Record excerpts →
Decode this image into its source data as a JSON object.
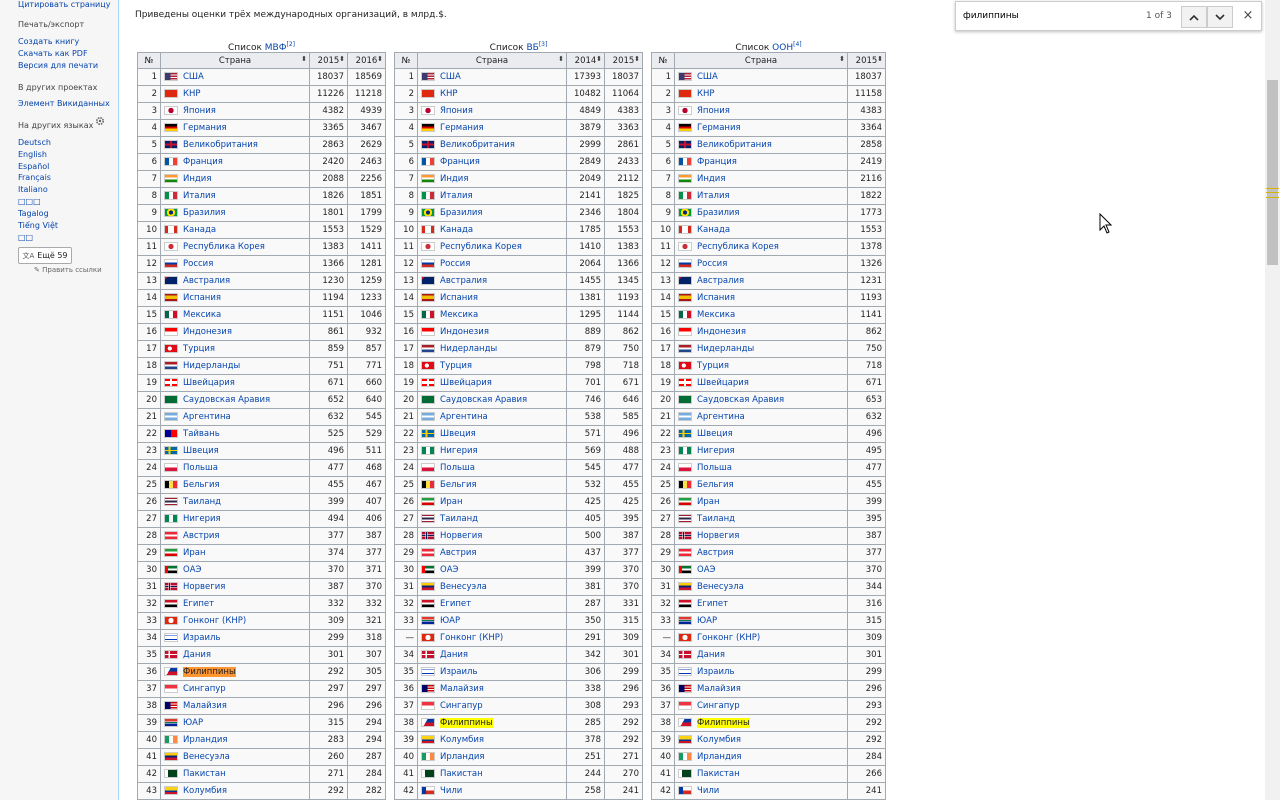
{
  "sidebar": {
    "top_link": "Цитировать страницу",
    "print_heading": "Печать/экспорт",
    "print_links": [
      "Создать книгу",
      "Скачать как PDF",
      "Версия для печати"
    ],
    "projects_heading": "В других проектах",
    "projects_links": [
      "Элемент Викиданных"
    ],
    "languages_heading": "На других языках",
    "languages": [
      "Deutsch",
      "English",
      "Español",
      "Français",
      "Italiano",
      "□□□",
      "Tagalog",
      "Tiếng Việt",
      "□□"
    ],
    "more_button": "Ещё 59",
    "edit_links": "Править ссылки"
  },
  "content": {
    "intro": "Приведены оценки трёх международных организаций, в млрд.$."
  },
  "findbar": {
    "query": "филиппины",
    "count": "1 of 3"
  },
  "tables": [
    {
      "caption_prefix": "Список ",
      "caption_link": "МВФ",
      "caption_ref": "[2]",
      "headers": [
        "№",
        "Страна",
        "2015",
        "2016"
      ],
      "rows": [
        [
          "1",
          "США",
          "18037",
          "18569"
        ],
        [
          "2",
          "КНР",
          "11226",
          "11218"
        ],
        [
          "3",
          "Япония",
          "4382",
          "4939"
        ],
        [
          "4",
          "Германия",
          "3365",
          "3467"
        ],
        [
          "5",
          "Великобритания",
          "2863",
          "2629"
        ],
        [
          "6",
          "Франция",
          "2420",
          "2463"
        ],
        [
          "7",
          "Индия",
          "2088",
          "2256"
        ],
        [
          "8",
          "Италия",
          "1826",
          "1851"
        ],
        [
          "9",
          "Бразилия",
          "1801",
          "1799"
        ],
        [
          "10",
          "Канада",
          "1553",
          "1529"
        ],
        [
          "11",
          "Республика Корея",
          "1383",
          "1411"
        ],
        [
          "12",
          "Россия",
          "1366",
          "1281"
        ],
        [
          "13",
          "Австралия",
          "1230",
          "1259"
        ],
        [
          "14",
          "Испания",
          "1194",
          "1233"
        ],
        [
          "15",
          "Мексика",
          "1151",
          "1046"
        ],
        [
          "16",
          "Индонезия",
          "861",
          "932"
        ],
        [
          "17",
          "Турция",
          "859",
          "857"
        ],
        [
          "18",
          "Нидерланды",
          "751",
          "771"
        ],
        [
          "19",
          "Швейцария",
          "671",
          "660"
        ],
        [
          "20",
          "Саудовская Аравия",
          "652",
          "640"
        ],
        [
          "21",
          "Аргентина",
          "632",
          "545"
        ],
        [
          "22",
          "Тайвань",
          "525",
          "529"
        ],
        [
          "23",
          "Швеция",
          "496",
          "511"
        ],
        [
          "24",
          "Польша",
          "477",
          "468"
        ],
        [
          "25",
          "Бельгия",
          "455",
          "467"
        ],
        [
          "26",
          "Таиланд",
          "399",
          "407"
        ],
        [
          "27",
          "Нигерия",
          "494",
          "406"
        ],
        [
          "28",
          "Австрия",
          "377",
          "387"
        ],
        [
          "29",
          "Иран",
          "374",
          "377"
        ],
        [
          "30",
          "ОАЭ",
          "370",
          "371"
        ],
        [
          "31",
          "Норвегия",
          "387",
          "370"
        ],
        [
          "32",
          "Египет",
          "332",
          "332"
        ],
        [
          "33",
          "Гонконг (КНР)",
          "309",
          "321"
        ],
        [
          "34",
          "Израиль",
          "299",
          "318"
        ],
        [
          "35",
          "Дания",
          "301",
          "307"
        ],
        [
          "36",
          "Филиппины",
          "292",
          "305"
        ],
        [
          "37",
          "Сингапур",
          "297",
          "297"
        ],
        [
          "38",
          "Малайзия",
          "296",
          "296"
        ],
        [
          "39",
          "ЮАР",
          "315",
          "294"
        ],
        [
          "40",
          "Ирландия",
          "283",
          "294"
        ],
        [
          "41",
          "Венесуэла",
          "260",
          "287"
        ],
        [
          "42",
          "Пакистан",
          "271",
          "284"
        ],
        [
          "43",
          "Колумбия",
          "292",
          "282"
        ]
      ]
    },
    {
      "caption_prefix": "Список ",
      "caption_link": "ВБ",
      "caption_ref": "[3]",
      "headers": [
        "№",
        "Страна",
        "2014",
        "2015"
      ],
      "rows": [
        [
          "1",
          "США",
          "17393",
          "18037"
        ],
        [
          "2",
          "КНР",
          "10482",
          "11064"
        ],
        [
          "3",
          "Япония",
          "4849",
          "4383"
        ],
        [
          "4",
          "Германия",
          "3879",
          "3363"
        ],
        [
          "5",
          "Великобритания",
          "2999",
          "2861"
        ],
        [
          "6",
          "Франция",
          "2849",
          "2433"
        ],
        [
          "7",
          "Индия",
          "2049",
          "2112"
        ],
        [
          "8",
          "Италия",
          "2141",
          "1825"
        ],
        [
          "9",
          "Бразилия",
          "2346",
          "1804"
        ],
        [
          "10",
          "Канада",
          "1785",
          "1553"
        ],
        [
          "11",
          "Республика Корея",
          "1410",
          "1383"
        ],
        [
          "12",
          "Россия",
          "2064",
          "1366"
        ],
        [
          "13",
          "Австралия",
          "1455",
          "1345"
        ],
        [
          "14",
          "Испания",
          "1381",
          "1193"
        ],
        [
          "15",
          "Мексика",
          "1295",
          "1144"
        ],
        [
          "16",
          "Индонезия",
          "889",
          "862"
        ],
        [
          "17",
          "Нидерланды",
          "879",
          "750"
        ],
        [
          "18",
          "Турция",
          "798",
          "718"
        ],
        [
          "19",
          "Швейцария",
          "701",
          "671"
        ],
        [
          "20",
          "Саудовская Аравия",
          "746",
          "646"
        ],
        [
          "21",
          "Аргентина",
          "538",
          "585"
        ],
        [
          "22",
          "Швеция",
          "571",
          "496"
        ],
        [
          "23",
          "Нигерия",
          "569",
          "488"
        ],
        [
          "24",
          "Польша",
          "545",
          "477"
        ],
        [
          "25",
          "Бельгия",
          "532",
          "455"
        ],
        [
          "26",
          "Иран",
          "425",
          "425"
        ],
        [
          "27",
          "Таиланд",
          "405",
          "395"
        ],
        [
          "28",
          "Норвегия",
          "500",
          "387"
        ],
        [
          "29",
          "Австрия",
          "437",
          "377"
        ],
        [
          "30",
          "ОАЭ",
          "399",
          "370"
        ],
        [
          "31",
          "Венесуэла",
          "381",
          "370"
        ],
        [
          "32",
          "Египет",
          "287",
          "331"
        ],
        [
          "33",
          "ЮАР",
          "350",
          "315"
        ],
        [
          "—",
          "Гонконг (КНР)",
          "291",
          "309"
        ],
        [
          "34",
          "Дания",
          "342",
          "301"
        ],
        [
          "35",
          "Израиль",
          "306",
          "299"
        ],
        [
          "36",
          "Малайзия",
          "338",
          "296"
        ],
        [
          "37",
          "Сингапур",
          "308",
          "293"
        ],
        [
          "38",
          "Филиппины",
          "285",
          "292"
        ],
        [
          "39",
          "Колумбия",
          "378",
          "292"
        ],
        [
          "40",
          "Ирландия",
          "251",
          "271"
        ],
        [
          "41",
          "Пакистан",
          "244",
          "270"
        ],
        [
          "42",
          "Чили",
          "258",
          "241"
        ]
      ]
    },
    {
      "caption_prefix": "Список ",
      "caption_link": "ООН",
      "caption_ref": "[4]",
      "headers": [
        "№",
        "Страна",
        "2015"
      ],
      "rows": [
        [
          "1",
          "США",
          "18037"
        ],
        [
          "2",
          "КНР",
          "11158"
        ],
        [
          "3",
          "Япония",
          "4383"
        ],
        [
          "4",
          "Германия",
          "3364"
        ],
        [
          "5",
          "Великобритания",
          "2858"
        ],
        [
          "6",
          "Франция",
          "2419"
        ],
        [
          "7",
          "Индия",
          "2116"
        ],
        [
          "8",
          "Италия",
          "1822"
        ],
        [
          "9",
          "Бразилия",
          "1773"
        ],
        [
          "10",
          "Канада",
          "1553"
        ],
        [
          "11",
          "Республика Корея",
          "1378"
        ],
        [
          "12",
          "Россия",
          "1326"
        ],
        [
          "13",
          "Австралия",
          "1231"
        ],
        [
          "14",
          "Испания",
          "1193"
        ],
        [
          "15",
          "Мексика",
          "1141"
        ],
        [
          "16",
          "Индонезия",
          "862"
        ],
        [
          "17",
          "Нидерланды",
          "750"
        ],
        [
          "18",
          "Турция",
          "718"
        ],
        [
          "19",
          "Швейцария",
          "671"
        ],
        [
          "20",
          "Саудовская Аравия",
          "653"
        ],
        [
          "21",
          "Аргентина",
          "632"
        ],
        [
          "22",
          "Швеция",
          "496"
        ],
        [
          "23",
          "Нигерия",
          "495"
        ],
        [
          "24",
          "Польша",
          "477"
        ],
        [
          "25",
          "Бельгия",
          "455"
        ],
        [
          "26",
          "Иран",
          "399"
        ],
        [
          "27",
          "Таиланд",
          "395"
        ],
        [
          "28",
          "Норвегия",
          "387"
        ],
        [
          "29",
          "Австрия",
          "377"
        ],
        [
          "30",
          "ОАЭ",
          "370"
        ],
        [
          "31",
          "Венесуэла",
          "344"
        ],
        [
          "32",
          "Египет",
          "316"
        ],
        [
          "33",
          "ЮАР",
          "315"
        ],
        [
          "—",
          "Гонконг (КНР)",
          "309"
        ],
        [
          "34",
          "Дания",
          "301"
        ],
        [
          "35",
          "Израиль",
          "299"
        ],
        [
          "36",
          "Малайзия",
          "296"
        ],
        [
          "37",
          "Сингапур",
          "293"
        ],
        [
          "38",
          "Филиппины",
          "292"
        ],
        [
          "39",
          "Колумбия",
          "292"
        ],
        [
          "40",
          "Ирландия",
          "284"
        ],
        [
          "41",
          "Пакистан",
          "266"
        ],
        [
          "42",
          "Чили",
          "241"
        ]
      ]
    }
  ],
  "highlight": {
    "term": "Филиппины",
    "current_table": 0,
    "color": "#ffff00",
    "current_color": "#ff9632"
  },
  "flags": {
    "США": "linear-gradient(90deg,#3c3b6e 0 45%,transparent 45%),repeating-linear-gradient(180deg,#b22234 0 1.3px,#fff 1.3px 2.6px)",
    "КНР": "#de2910",
    "Япония": "radial-gradient(circle,#bc002d 0 2.6px,#fff 2.8px)",
    "Германия": "linear-gradient(180deg,#000 0 33%,#dd0000 33% 66%,#ffce00 66%)",
    "Великобритания": "linear-gradient(90deg,transparent 40%,#c8102e 40% 60%,transparent 60%),linear-gradient(180deg,#012169 0 38%,#c8102e 38% 62%,#012169 62%)",
    "Франция": "linear-gradient(90deg,#0055a4 0 33%,#fff 33% 66%,#ef4135 66%)",
    "Индия": "linear-gradient(180deg,#ff9933 0 33%,#fff 33% 66%,#138808 66%)",
    "Италия": "linear-gradient(90deg,#009246 0 33%,#fff 33% 66%,#ce2b37 66%)",
    "Бразилия": "radial-gradient(circle,#002776 0 2px,#ffdf00 2.2px 4px,#009c3b 4.2px)",
    "Канада": "linear-gradient(90deg,#d52b1e 0 26%,#fff 26% 74%,#d52b1e 74%)",
    "Республика Корея": "radial-gradient(circle,#cd2e3a 0 2.5px,#fff 2.7px)",
    "Россия": "linear-gradient(180deg,#fff 0 33%,#0039a6 33% 66%,#d52b1e 66%)",
    "Австралия": "linear-gradient(135deg,#c8102e 0 15%,#012169 15%)",
    "Испания": "linear-gradient(180deg,#aa151b 0 25%,#f1bf00 25% 75%,#aa151b 75%)",
    "Мексика": "linear-gradient(90deg,#006847 0 33%,#fff 33% 66%,#ce1126 66%)",
    "Индонезия": "linear-gradient(180deg,#ff0000 0 50%,#fff 50%)",
    "Турция": "radial-gradient(circle at 40% 50%,#fff 0 2px,#e30a17 2.2px)",
    "Нидерланды": "linear-gradient(180deg,#ae1c28 0 33%,#fff 33% 66%,#21468b 66%)",
    "Швейцария": "linear-gradient(90deg,transparent 42%,#fff 42% 58%,transparent 58%),linear-gradient(180deg,#ff0000 30%,#fff 30% 70%,#ff0000 70%)",
    "Саудовская Аравия": "#006c35",
    "Аргентина": "linear-gradient(180deg,#74acdf 0 33%,#fff 33% 66%,#74acdf 66%)",
    "Тайвань": "linear-gradient(90deg,#000095 0 50%,transparent 50%),#fe0000",
    "Швеция": "linear-gradient(90deg,transparent 30%,#fecc00 30% 44%,transparent 44%),linear-gradient(180deg,#006aa7 40%,#fecc00 40% 60%,#006aa7 60%)",
    "Польша": "linear-gradient(180deg,#fff 0 50%,#dc143c 50%)",
    "Бельгия": "linear-gradient(90deg,#000 0 33%,#fae042 33% 66%,#ed2939 66%)",
    "Таиланд": "linear-gradient(180deg,#a51931 0 16%,#fff 16% 33%,#2d2a4a 33% 66%,#fff 66% 83%,#a51931 83%)",
    "Нигерия": "linear-gradient(90deg,#008751 0 33%,#fff 33% 66%,#008751 66%)",
    "Австрия": "linear-gradient(180deg,#ed2939 0 33%,#fff 33% 66%,#ed2939 66%)",
    "Иран": "linear-gradient(180deg,#239f40 0 33%,#fff 33% 66%,#da0000 66%)",
    "ОАЭ": "linear-gradient(90deg,#ff0000 0 25%,transparent 25%),linear-gradient(180deg,#00732f 0 33%,#fff 33% 66%,#000 66%)",
    "Норвегия": "linear-gradient(90deg,transparent 28%,#fff 28% 32%,#00205b 32% 40%,#fff 40% 44%,transparent 44%),linear-gradient(180deg,#ba0c2f 36%,#fff 36% 40%,#00205b 40% 60%,#fff 60% 64%,#ba0c2f 64%)",
    "Египет": "linear-gradient(180deg,#ce1126 0 33%,#fff 33% 66%,#000 66%)",
    "Гонконг (КНР)": "radial-gradient(circle,#fff 0 2.5px,#de2910 2.7px)",
    "Израиль": "linear-gradient(180deg,#fff 0 15%,#0038b8 15% 25%,#fff 25% 75%,#0038b8 75% 85%,#fff 85%)",
    "Дания": "linear-gradient(90deg,transparent 30%,#fff 30% 42%,transparent 42%),linear-gradient(180deg,#c8102e 40%,#fff 40% 60%,#c8102e 60%)",
    "Филиппины": "linear-gradient(120deg,#fff 0 35%,transparent 35%),linear-gradient(180deg,#0038a8 0 50%,#ce1126 50%)",
    "Сингапур": "linear-gradient(180deg,#ef3340 0 50%,#fff 50%)",
    "Малайзия": "linear-gradient(90deg,#010066 0 45%,transparent 45%),repeating-linear-gradient(180deg,#cc0001 0 1.3px,#fff 1.3px 2.6px)",
    "ЮАР": "linear-gradient(180deg,#de3831 0 38%,#fff 38% 42%,#007a4d 42% 58%,#fff 58% 62%,#002395 62%)",
    "Ирландия": "linear-gradient(90deg,#169b62 0 33%,#fff 33% 66%,#ff883e 66%)",
    "Венесуэла": "linear-gradient(180deg,#ffcc00 0 33%,#00247d 33% 66%,#cf142b 66%)",
    "Пакистан": "linear-gradient(90deg,#fff 0 25%,#01411c 25%)",
    "Колумбия": "linear-gradient(180deg,#fcd116 0 50%,#003893 50% 75%,#ce1126 75%)",
    "Чили": "linear-gradient(90deg,#0039a6 0 35%,transparent 35%),linear-gradient(180deg,#fff 0 50%,#d52b1e 50%)"
  },
  "cursor_icon": "arrow-cursor-icon"
}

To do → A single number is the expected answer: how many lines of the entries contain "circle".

Answer box → 5